Despite its international ambitions, Stabaek denies the airport authority is looking to compete with the bigger Scandinavian capitals. But while the hard numbers still count against Norway, Arlanda airport's head of marketing, Gyda Refsland admits that service levels could yet be used to attract airline customers and passengers to Oslo.

"When you look at the market in Scandinavia, Sweden has the largest amount of trade. Its much more natural that Sweden will attract more traffic. But better customer satisfaction is different. Once airlines are satisfied, then Oslo will build up the traffic," he says. Currently in the middle of its own expansion programme, Stockholm too is looking to increase capacity, including a third runway and new terminals. International traffic is increasing by 10% a month, according to Refsland.

Gardermoen growth

Gardermoen certainly has plenty of room to grow. Built on an enviably expansive tract of land, with 2.7km2 for business development, the 137,000m2 of terminal building is expected to handle 13 million passengers next year and 17 million by 2008. Some NKr600 million has been set aside for the construction of a new pier, to accommodate future traffic growth. The two runways (2,950m and 3,600m) provide for up to 80 movements an hour - double the number at Fornebu.

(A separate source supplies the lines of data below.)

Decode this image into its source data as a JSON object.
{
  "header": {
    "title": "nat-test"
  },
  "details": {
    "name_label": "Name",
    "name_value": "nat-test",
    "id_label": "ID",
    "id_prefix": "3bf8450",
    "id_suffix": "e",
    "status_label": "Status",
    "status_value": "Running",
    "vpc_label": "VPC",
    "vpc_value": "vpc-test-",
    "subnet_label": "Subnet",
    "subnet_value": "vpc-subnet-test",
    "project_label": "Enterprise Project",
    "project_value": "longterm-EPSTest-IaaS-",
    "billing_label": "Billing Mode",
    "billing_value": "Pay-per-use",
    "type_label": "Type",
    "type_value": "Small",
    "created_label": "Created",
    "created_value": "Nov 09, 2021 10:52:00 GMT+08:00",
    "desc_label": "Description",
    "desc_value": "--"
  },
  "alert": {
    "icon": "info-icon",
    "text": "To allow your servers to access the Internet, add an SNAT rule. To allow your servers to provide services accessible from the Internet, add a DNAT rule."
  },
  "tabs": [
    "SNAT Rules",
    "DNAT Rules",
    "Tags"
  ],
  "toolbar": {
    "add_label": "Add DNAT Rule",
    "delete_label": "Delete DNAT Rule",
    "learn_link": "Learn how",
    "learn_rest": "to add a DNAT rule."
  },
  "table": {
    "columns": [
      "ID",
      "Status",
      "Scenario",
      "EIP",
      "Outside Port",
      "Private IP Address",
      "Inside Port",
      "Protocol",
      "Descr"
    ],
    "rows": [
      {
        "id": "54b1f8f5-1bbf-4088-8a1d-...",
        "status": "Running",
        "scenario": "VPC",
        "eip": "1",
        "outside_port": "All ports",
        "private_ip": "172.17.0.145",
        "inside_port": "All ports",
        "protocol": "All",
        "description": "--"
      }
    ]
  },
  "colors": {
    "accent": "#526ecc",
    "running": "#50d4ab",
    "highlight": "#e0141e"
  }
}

If there is a major disadvantage, then it centres on the airport's distance from Oslo itself. For a reminder of how controversial such issues can be, Norway need look no

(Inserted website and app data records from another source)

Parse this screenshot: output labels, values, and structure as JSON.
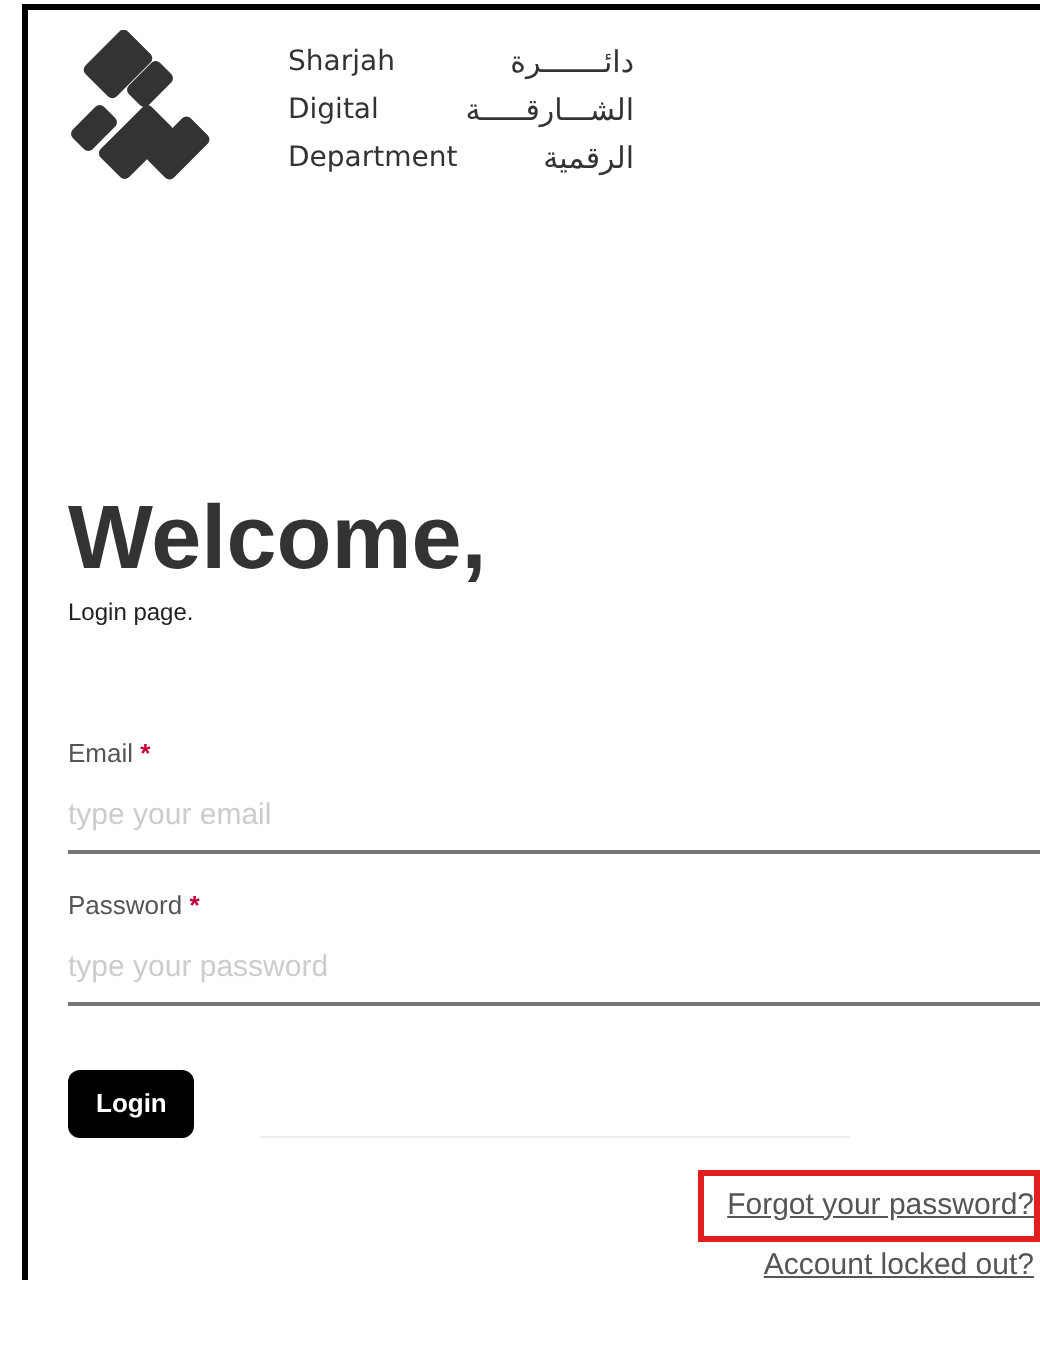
{
  "logo": {
    "english_lines": [
      "Sharjah",
      "Digital",
      "Department"
    ],
    "arabic_lines": [
      "دائـــــــرة",
      "الشـــارقـــــة",
      "الرقمية"
    ]
  },
  "heading": "Welcome,",
  "subheading": "Login page.",
  "fields": [
    {
      "label": "Email",
      "required_mark": "*",
      "placeholder": "type your email"
    },
    {
      "label": "Password",
      "required_mark": "*",
      "placeholder": "type your password"
    }
  ],
  "login_button": "Login",
  "links": [
    {
      "text": "Forgot your password?",
      "highlighted": true
    },
    {
      "text": "Account locked out?",
      "highlighted": false
    }
  ]
}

further than Milan and the storms of protest over Malpensa. That opened almost at the same time as Gardermoen, but amid howls of complaint over the initial lack of convenient links into the the city.

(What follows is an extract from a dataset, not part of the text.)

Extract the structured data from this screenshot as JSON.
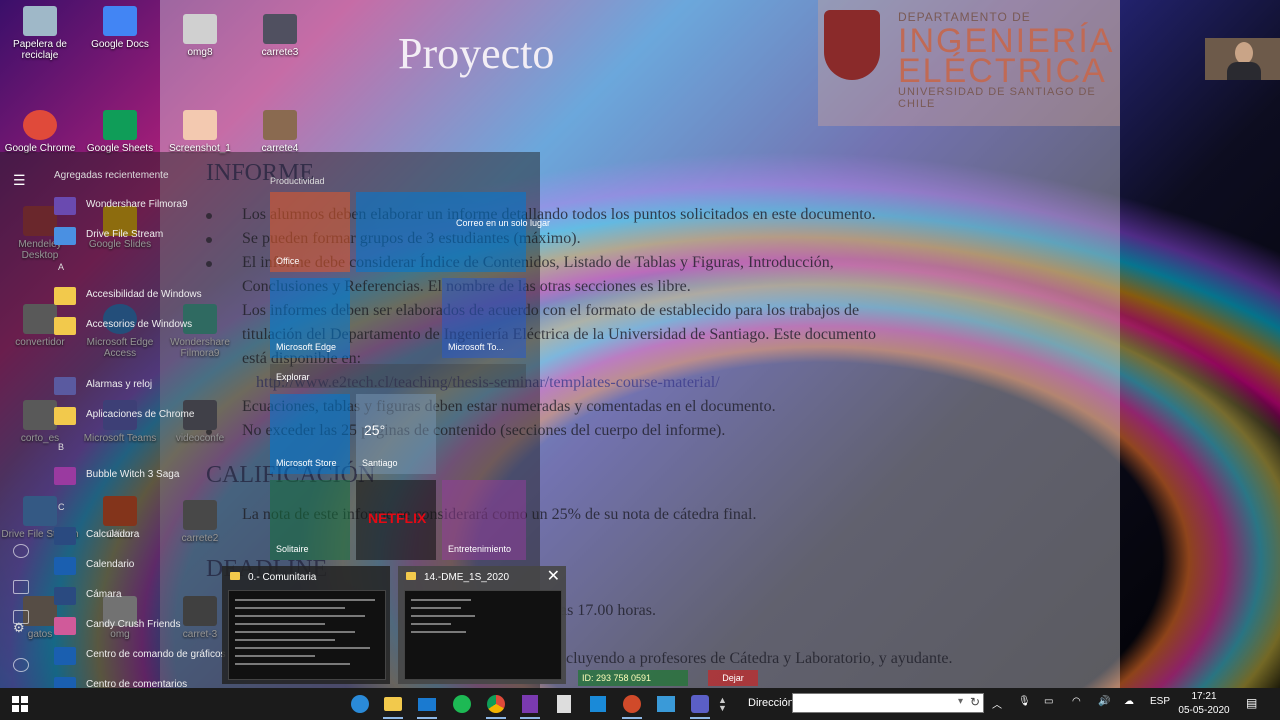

Gardermoen has been more careful, with a sleek new high-speed rail service promising a journey time of only 19min into Oslo city.Almost inevitably, there have been teething problems. The link is suffering from water leakage inside its tunnels, leaving connection times at 33min, but that should be remedied next year.

But Fougli believes Gardermoen has largely succeeded in making the most of its link to the city. "The airport company has been quite effective in promoting the high-speed rail link and providing a lot of airport bus service from the catchment area," he says, adding that Braathens too is helping spread the message.

Other gripes exist about the airport. One is over the number of passenger walkways. Although the airport is equipped with eight travelators, Fougli is concerned that passengers face long walking distances inside the piers to the 34 gates. Another worry centres on the potential for bottlenecks at the central security scanning area.

Gardermoen's ultimate test of success, however, is likely to rest on whether it can expand beyond the status of national feeder airport. That will largely depend on the roles of its alliance-oriented airline tenants. For now, intercontinental traffic will be fed through the main SAS hub at Copenhagen and KLM's Amsterdam base.

"The airport will work as a transfer airport for Norwegian traffic. From an international perspective, we have to accept that Norway is on the outskirts. It is difficult to see how we will ever compete with the Scandinavian hubs," says Fougli.

Source: Airline Business